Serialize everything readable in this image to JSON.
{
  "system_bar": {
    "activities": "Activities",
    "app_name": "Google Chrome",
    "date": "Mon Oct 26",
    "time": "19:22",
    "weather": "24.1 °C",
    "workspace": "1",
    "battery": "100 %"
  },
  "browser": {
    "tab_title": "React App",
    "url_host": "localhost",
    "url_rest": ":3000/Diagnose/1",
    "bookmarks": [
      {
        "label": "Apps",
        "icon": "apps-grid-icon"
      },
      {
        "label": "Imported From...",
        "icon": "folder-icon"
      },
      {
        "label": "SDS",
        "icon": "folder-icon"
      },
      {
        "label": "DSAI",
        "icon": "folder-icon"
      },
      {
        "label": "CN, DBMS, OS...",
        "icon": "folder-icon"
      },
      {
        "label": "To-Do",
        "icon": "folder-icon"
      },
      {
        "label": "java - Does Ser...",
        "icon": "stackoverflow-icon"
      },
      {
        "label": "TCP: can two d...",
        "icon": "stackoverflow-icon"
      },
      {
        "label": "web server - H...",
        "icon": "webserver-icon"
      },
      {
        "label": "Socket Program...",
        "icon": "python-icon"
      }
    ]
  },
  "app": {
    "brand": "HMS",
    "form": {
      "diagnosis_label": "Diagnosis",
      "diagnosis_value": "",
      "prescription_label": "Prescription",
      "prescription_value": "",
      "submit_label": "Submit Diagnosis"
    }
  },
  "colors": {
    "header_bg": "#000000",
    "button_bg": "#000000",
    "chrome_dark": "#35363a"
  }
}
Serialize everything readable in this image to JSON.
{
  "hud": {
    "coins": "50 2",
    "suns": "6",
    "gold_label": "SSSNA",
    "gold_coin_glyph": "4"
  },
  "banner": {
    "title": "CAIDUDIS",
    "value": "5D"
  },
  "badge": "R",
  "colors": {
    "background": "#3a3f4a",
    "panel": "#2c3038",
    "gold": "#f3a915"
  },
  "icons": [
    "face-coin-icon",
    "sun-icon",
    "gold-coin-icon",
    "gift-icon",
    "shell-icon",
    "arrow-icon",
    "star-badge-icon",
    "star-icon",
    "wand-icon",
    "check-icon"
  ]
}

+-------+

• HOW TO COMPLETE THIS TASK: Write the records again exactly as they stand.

• TASK RESULT:
Serialize everything readable in this image to JSON.
{
  "system_bar": {
    "activities": "Activities",
    "app_name": "Google Chrome",
    "date": "Mon Oct 26",
    "time": "19:22",
    "weather": "24.1 °C",
    "workspace": "1",
    "battery": "100 %"
  },
  "browser": {
    "tab_title": "React App",
    "url_host": "localhost",
    "url_rest": ":3000/Diagnose/1",
    "bookmarks": [
      {
        "label": "Apps",
        "icon": "apps-grid-icon"
      },
      {
        "label": "Imported From...",
        "icon": "folder-icon"
      },
      {
        "label": "SDS",
        "icon": "folder-icon"
      },
      {
        "label": "DSAI",
        "icon": "folder-icon"
      },
      {
        "label": "CN, DBMS, OS...",
        "icon": "folder-icon"
      },
      {
        "label": "To-Do",
        "icon": "folder-icon"
      },
      {
        "label": "java - Does Ser...",
        "icon": "stackoverflow-icon"
      },
      {
        "label": "TCP: can two d...",
        "icon": "stackoverflow-icon"
      },
      {
        "label": "web server - H...",
        "icon": "webserver-icon"
      },
      {
        "label": "Socket Program...",
        "icon": "python-icon"
      }
    ]
  },
  "app": {
    "brand": "HMS",
    "form": {
      "diagnosis_label": "Diagnosis",
      "diagnosis_value": "",
      "prescription_label": "Prescription",
      "prescription_value": "",
      "submit_label": "Submit Diagnosis"
    }
  },
  "colors": {
    "header_bg": "#000000",
    "button_bg": "#000000",
    "chrome_dark": "#35363a"
  }
}
Serialize everything readable in this image to JSON.
{
  "hud": {
    "coins": "50 2",
    "suns": "6",
    "gold_label": "SSSNA",
    "gold_coin_glyph": "4"
  },
  "banner": {
    "title": "CAIDUDIS",
    "value": "5D"
  },
  "badge": "R",
  "colors": {
    "background": "#3a3f4a",
    "panel": "#2c3038",
    "gold": "#f3a915"
  },
  "icons": [
    "face-coin-icon",
    "sun-icon",
    "gold-coin-icon",
    "gift-icon",
    "shell-icon",
    "arrow-icon",
    "star-badge-icon",
    "star-icon",
    "wand-icon",
    "check-icon"
  ]
}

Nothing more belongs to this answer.